→ Exercise details: Would you restate the entries below word for word, leaving out the images?

→ Data in this exercise:

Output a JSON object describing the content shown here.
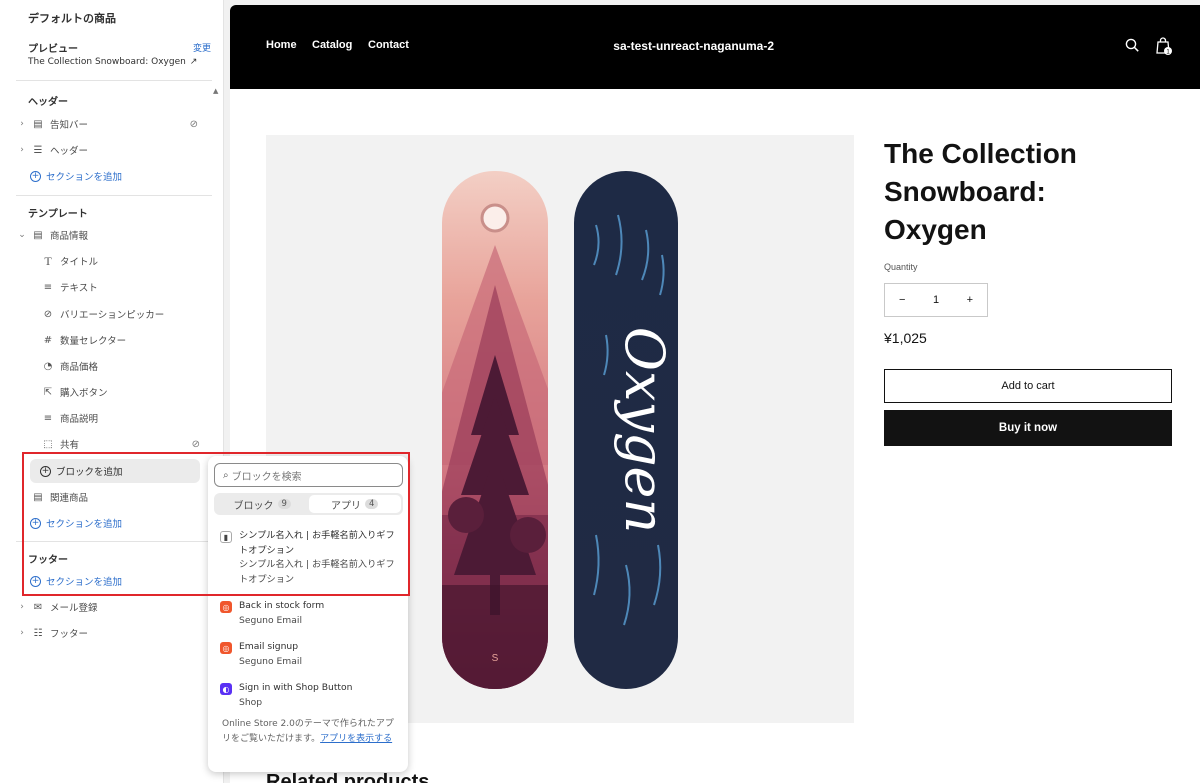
{
  "editor": {
    "page_title": "デフォルトの商品",
    "preview_label": "プレビュー",
    "preview_change": "変更",
    "preview_value": "The Collection Snowboard: Oxygen",
    "header_group": "ヘッダー",
    "header_items": [
      {
        "label": "告知バー",
        "icon": "section-icon",
        "hidden": true
      },
      {
        "label": "ヘッダー",
        "icon": "header-layout-icon",
        "hidden": false
      }
    ],
    "add_section": "セクションを追加",
    "template_group": "テンプレート",
    "product_section": "商品情報",
    "blocks": [
      {
        "label": "タイトル",
        "icon": "title-icon",
        "glyph": "T"
      },
      {
        "label": "テキスト",
        "icon": "text-icon",
        "glyph": "≡"
      },
      {
        "label": "バリエーションピッカー",
        "icon": "variant-icon",
        "glyph": "⊘"
      },
      {
        "label": "数量セレクター",
        "icon": "quantity-icon",
        "glyph": "#"
      },
      {
        "label": "商品価格",
        "icon": "price-tag-icon",
        "glyph": "◔"
      },
      {
        "label": "購入ボタン",
        "icon": "cursor-click-icon",
        "glyph": "⇱"
      },
      {
        "label": "商品説明",
        "icon": "description-icon",
        "glyph": "≡"
      },
      {
        "label": "共有",
        "icon": "share-icon",
        "glyph": "⬚",
        "hidden": true
      }
    ],
    "add_block": "ブロックを追加",
    "related_section": "関連商品",
    "footer_group": "フッター",
    "footer_items": [
      {
        "label": "メール登録",
        "icon": "email-icon"
      },
      {
        "label": "フッター",
        "icon": "footer-layout-icon"
      }
    ]
  },
  "picker": {
    "search_placeholder": "ブロックを検索",
    "tabs": [
      {
        "label": "ブロック",
        "count": "9",
        "active": false
      },
      {
        "label": "アプリ",
        "count": "4",
        "active": true
      }
    ],
    "apps": [
      {
        "title": "シンプル名入れ | お手軽名前入りギフトオプション",
        "vendor": "シンプル名入れ | お手軽名前入りギフトオプション",
        "icon": "app-name-icon",
        "color": "#ffffff"
      },
      {
        "title": "Back in stock form",
        "vendor": "Seguno Email",
        "icon": "seguno-icon",
        "color": "#f0562c"
      },
      {
        "title": "Email signup",
        "vendor": "Seguno Email",
        "icon": "seguno-icon",
        "color": "#f0562c"
      },
      {
        "title": "Sign in with Shop Button",
        "vendor": "Shop",
        "icon": "shop-icon",
        "color": "#5a31f4"
      }
    ],
    "footer_text": "Online Store 2.0のテーマで作られたアプリをご覧いただけます。",
    "footer_link": "アプリを表示する"
  },
  "store": {
    "nav": [
      "Home",
      "Catalog",
      "Contact"
    ],
    "shop_name": "sa-test-unreact-naganuma-2",
    "cart_count": "1",
    "product_title": "The Collection Snowboard: Oxygen",
    "quantity_label": "Quantity",
    "quantity_minus": "−",
    "quantity_value": "1",
    "quantity_plus": "+",
    "price": "¥1,025",
    "add_to_cart": "Add to cart",
    "buy_now": "Buy it now",
    "related_heading": "Related products",
    "board_text": "Oxygen",
    "board_logo": "S"
  },
  "colors": {
    "accent_link": "#2c6ecb",
    "highlight_box": "#e0262b",
    "header_bg": "#000000",
    "buy_button": "#121212"
  }
}
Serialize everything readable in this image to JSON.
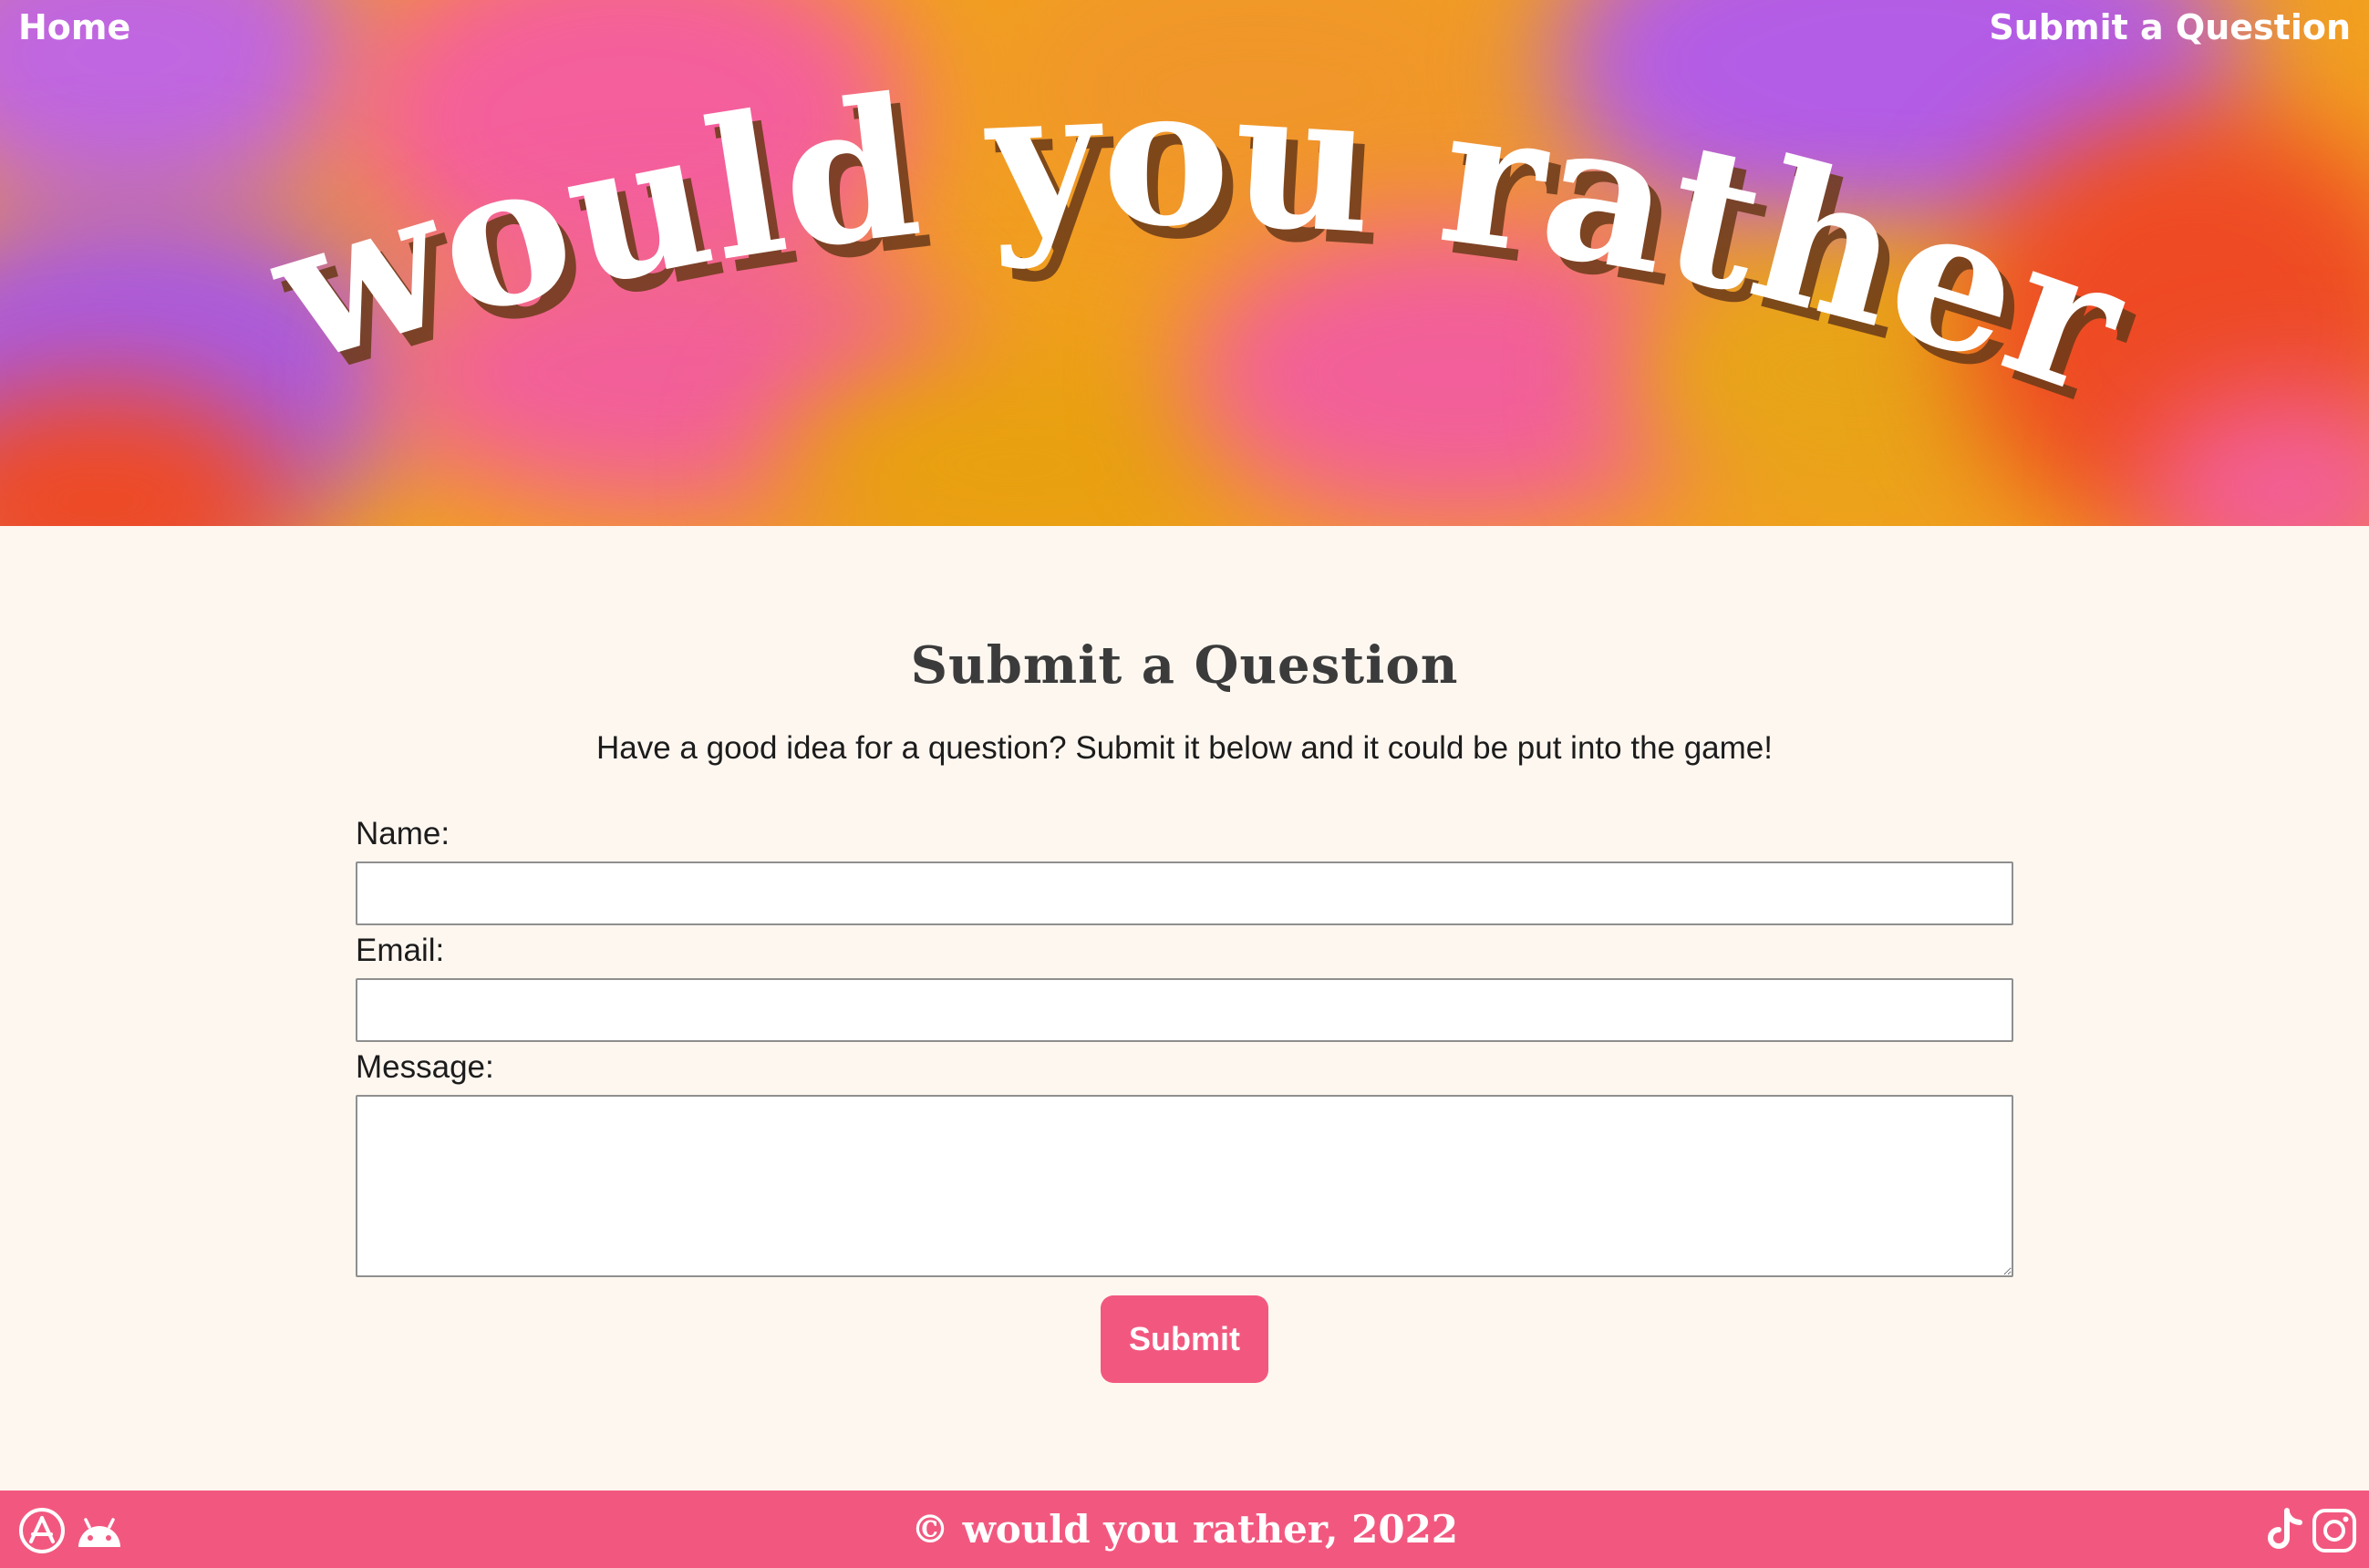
{
  "nav": {
    "home_label": "Home",
    "submit_label": "Submit a Question"
  },
  "hero": {
    "title": "would you rather ..."
  },
  "main": {
    "title": "Submit a Question",
    "subtitle": "Have a good idea for a question? Submit it below and it could be put into the game!",
    "fields": {
      "name_label": "Name:",
      "name_value": "",
      "email_label": "Email:",
      "email_value": "",
      "message_label": "Message:",
      "message_value": ""
    },
    "submit_label": "Submit"
  },
  "footer": {
    "copyright": "© would you rather, 2022",
    "icons": [
      "app-store-icon",
      "android-icon",
      "tiktok-icon",
      "instagram-icon"
    ]
  },
  "colors": {
    "accent": "#f2587f",
    "page_background": "#fef7f0",
    "heading": "#3b3b3b",
    "hero_gradient": [
      "#e8a010",
      "#f25f9a",
      "#b05ce0",
      "#ee4a24"
    ]
  }
}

→ Task solution:
Output a JSON object describing the content shown here.
{
  "editor": {
    "page_title": "デフォルトの商品",
    "preview_label": "プレビュー",
    "preview_change": "変更",
    "preview_value": "The Collection Snowboard: Oxygen",
    "header_group": "ヘッダー",
    "header_items": [
      {
        "label": "告知バー",
        "icon": "section-icon",
        "hidden": true
      },
      {
        "label": "ヘッダー",
        "icon": "header-layout-icon",
        "hidden": false
      }
    ],
    "add_section": "セクションを追加",
    "template_group": "テンプレート",
    "product_section": "商品情報",
    "blocks": [
      {
        "label": "タイトル",
        "icon": "title-icon",
        "glyph": "T"
      },
      {
        "label": "テキスト",
        "icon": "text-icon",
        "glyph": "≡"
      },
      {
        "label": "バリエーションピッカー",
        "icon": "variant-icon",
        "glyph": "⊘"
      },
      {
        "label": "数量セレクター",
        "icon": "quantity-icon",
        "glyph": "#"
      },
      {
        "label": "商品価格",
        "icon": "price-tag-icon",
        "glyph": "◔"
      },
      {
        "label": "購入ボタン",
        "icon": "cursor-click-icon",
        "glyph": "⇱"
      },
      {
        "label": "商品説明",
        "icon": "description-icon",
        "glyph": "≡"
      },
      {
        "label": "共有",
        "icon": "share-icon",
        "glyph": "⬚",
        "hidden": true
      }
    ],
    "add_block": "ブロックを追加",
    "related_section": "関連商品",
    "footer_group": "フッター",
    "footer_items": [
      {
        "label": "メール登録",
        "icon": "email-icon"
      },
      {
        "label": "フッター",
        "icon": "footer-layout-icon"
      }
    ]
  },
  "picker": {
    "search_placeholder": "ブロックを検索",
    "tabs": [
      {
        "label": "ブロック",
        "count": "9",
        "active": false
      },
      {
        "label": "アプリ",
        "count": "4",
        "active": true
      }
    ],
    "apps": [
      {
        "title": "シンプル名入れ | お手軽名前入りギフトオプション",
        "vendor": "シンプル名入れ | お手軽名前入りギフトオプション",
        "icon": "app-name-icon",
        "color": "#ffffff"
      },
      {
        "title": "Back in stock form",
        "vendor": "Seguno Email",
        "icon": "seguno-icon",
        "color": "#f0562c"
      },
      {
        "title": "Email signup",
        "vendor": "Seguno Email",
        "icon": "seguno-icon",
        "color": "#f0562c"
      },
      {
        "title": "Sign in with Shop Button",
        "vendor": "Shop",
        "icon": "shop-icon",
        "color": "#5a31f4"
      }
    ],
    "footer_text": "Online Store 2.0のテーマで作られたアプリをご覧いただけます。",
    "footer_link": "アプリを表示する"
  },
  "store": {
    "nav": [
      "Home",
      "Catalog",
      "Contact"
    ],
    "shop_name": "sa-test-unreact-naganuma-2",
    "cart_count": "1",
    "product_title": "The Collection Snowboard: Oxygen",
    "quantity_label": "Quantity",
    "quantity_minus": "−",
    "quantity_value": "1",
    "quantity_plus": "+",
    "price": "¥1,025",
    "add_to_cart": "Add to cart",
    "buy_now": "Buy it now",
    "related_heading": "Related products",
    "board_text": "Oxygen",
    "board_logo": "S"
  },
  "colors": {
    "accent_link": "#2c6ecb",
    "highlight_box": "#e0262b",
    "header_bg": "#000000",
    "buy_button": "#121212"
  }
}
Serialize everything readable in this image to JSON.
{
  "nav": {
    "home_label": "Home",
    "submit_label": "Submit a Question"
  },
  "hero": {
    "title": "would you rather ..."
  },
  "main": {
    "title": "Submit a Question",
    "subtitle": "Have a good idea for a question? Submit it below and it could be put into the game!",
    "fields": {
      "name_label": "Name:",
      "name_value": "",
      "email_label": "Email:",
      "email_value": "",
      "message_label": "Message:",
      "message_value": ""
    },
    "submit_label": "Submit"
  },
  "footer": {
    "copyright": "© would you rather, 2022",
    "icons": [
      "app-store-icon",
      "android-icon",
      "tiktok-icon",
      "instagram-icon"
    ]
  },
  "colors": {
    "accent": "#f2587f",
    "page_background": "#fef7f0",
    "heading": "#3b3b3b",
    "hero_gradient": [
      "#e8a010",
      "#f25f9a",
      "#b05ce0",
      "#ee4a24"
    ]
  }
}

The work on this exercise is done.